In a piece of famous and oft-quoted writerly advice, NPR’s Ira Glass said that “for the first couple years you make stuff, what you’re making is just not that good”, and it’s only by going through a volume of work that your stuff gets to the level that you want it to be at. That’s very much the case with The Adventure Zone. The first couple arcs are entertaining, but it’s the later arcs that really show Griffin’s deep investment in the world and Justin, Travis, and Clint’s investment in their characters. The first arcs feature some juvenile humor, and while that remains in the later arcs, the focus is much more on the worldbuilding and adding diversity to the show. All of the creators are white, presumably cishet men, and in their behind-the-scenes making-of show, The The Adventure Zone Zone, they candidly discuss their dedication to inclusivity and learning about how to do and how not to do diversity. Griffin talks about how he learned about the Bury Your Gays trope after he killed off a queer NPC couple, Justin shares his concerns about labeling Taako a gay character because he started playing Taako with a high-pitched voice well before Taako ended up in a mlm relationship, and Travis discusses why he put a fridging plot in Magnus’s backstory. It’s clear that they put effort into correcting their missteps, and the story grows gradually more realistically diverse and well-rounded with each story arc.
The Adventure Zone has been airing for almost three years now, and it’s spawned a huge fandom of its own, with fanart, animatics, cosplay, and live shows in which Justin, Travis, and Clint play D&D in cosplay as their characters while Griffin tries desperately to keep them on track. There’s even a delightful zine which you can still purchase here, with all proceeds going to charity.

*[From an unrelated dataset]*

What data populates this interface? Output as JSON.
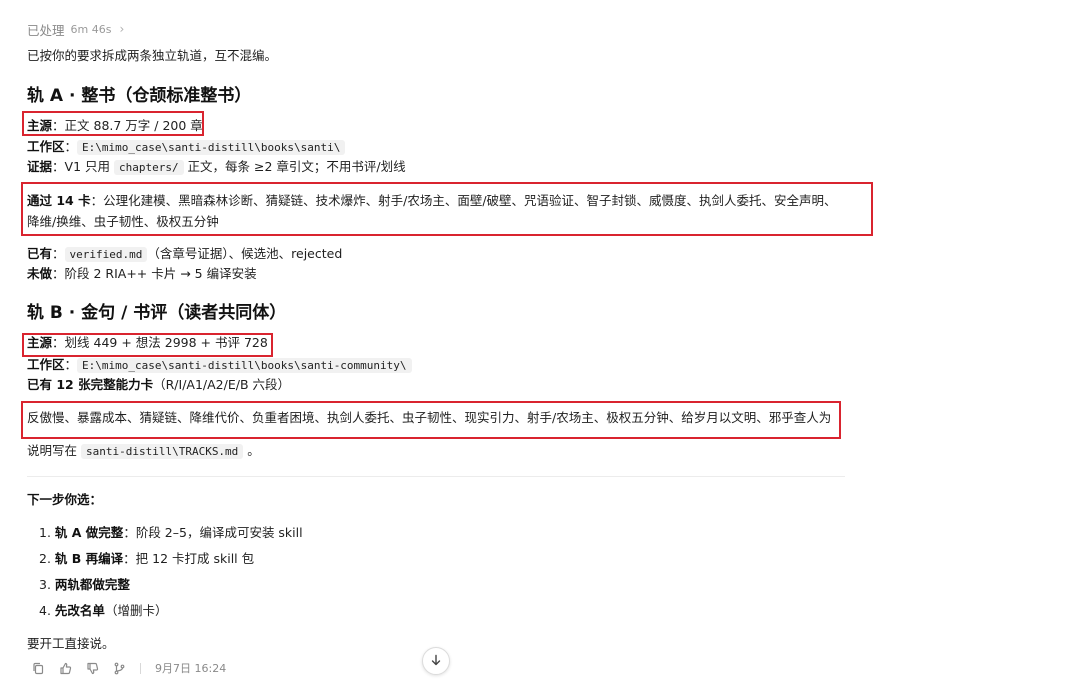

The animatics are a particular favorite of mine because of all the work fans put in to illustrate how great this show is, and the clips they choose to illustrate are often the best previews of the show you could ever want.
Here’s one that shows how the boys treat most of Griffin’s carefully-rendered NPCs:
Or watch Taako pull off one of the greatest D&D cons of all time:
Or you can even, uh, watch Merle, uh, seduce some plants for the team. Definitely NSFW.
You can find The Adventure Zone on Twitter, on Tumblr, and on their website, and you can find all of Griffin’s musical compositions for the show on his SoundCloud. It’s absolutely a podcast you should check out. Thanks, McElroys! Here’s a #TheZoneCast for you so that my name (Luce) can hopefully get into the character-naming lottery for the final arc… before everything explodes.